For side to side motion, the bike pivots up at the steering head. When a bike "wags its tail" it's actually most of the bike that moves. The front tire stays pointed in the original direction. The whole rest of the bike is what actually moves.

For up and down motion, the bike pivots where the swing arm bolts to the engine casing.

Thus, rolling on the throttle puts upwards pressure at this point. As a whole, the bike is lifted. It's not like it magically floats straight up in the air. Rather, it's more of an angle. The closer you get to the front of the bike the greater the angle. This is where the bike gains its overall ground clearance. At the same time, the front forks are extended. This is really the critical component in absorbing bumps that might otherwise move the bike to another line. The rear suspension is important, but not as critical as the front in this regard. The whole bike follows the front tire, as it were.
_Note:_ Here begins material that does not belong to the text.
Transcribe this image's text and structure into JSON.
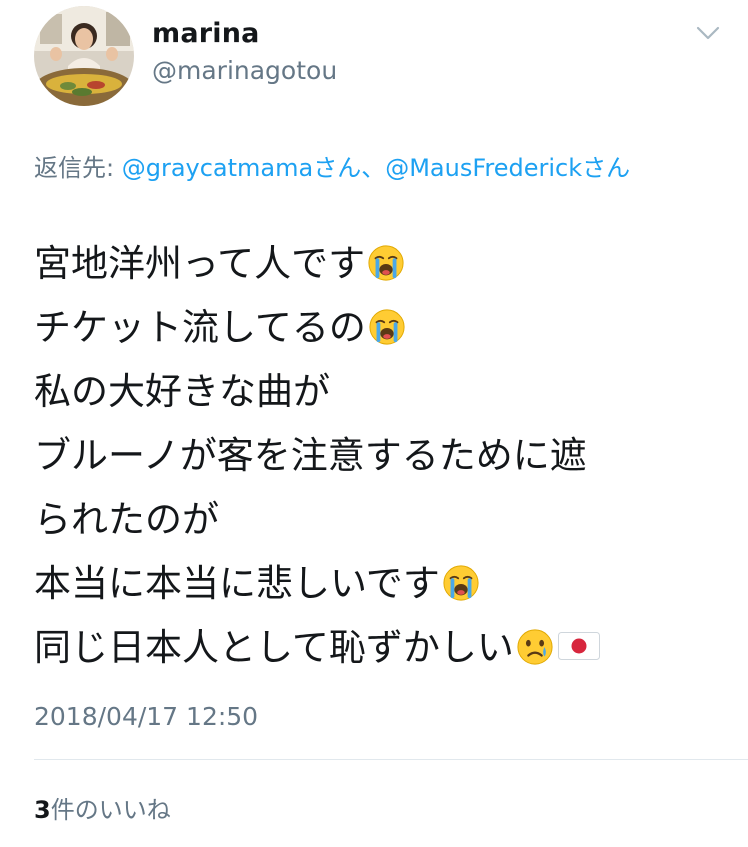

Since there is no intermediate pivot point along the swing arm on a chain drive bike, the dynamics of the swing arm geometry and the action of the chain around the sprockets do create a squatting effect on the rear tire, pushing down onto the roadway. Interestingly, it's this pressing down at the back that exerts leverage to lift the bike at the pivot point.

Shaft drive bikes have an intermediate pivot point where the drive shaft meets the pinion gear in the final drive. It acts like a transfer case in a four wheel drive and changes the direction of force.

Either way, despite differing actions at the rear, the net effect of rolling on the throttle is to lift the middle of the bike which creates the condition we're after.

Suspension dynamics is an extremely complicated field. I'll be the first to admit that I am not the final expert on the subject. I do not have an engineering degree. My goal is to just try to translate the science into things that help the real world street rider survive!

Take care,


Conchscooter said...

I never heard of trail braking until a little while ago when it became an internet fad and I doubt I will apply the front brake in a curve until I am ready to leave this vale of tears. I rememeber first learning the radical notion of applying pressure to the handlebars and putting weight on the footpegs and that made an enormous difference to my cornering. That was from a magazine interview with Giacomo Agostini which dates me a bit. Besides he didn't explain his techniques near as well as you, O master.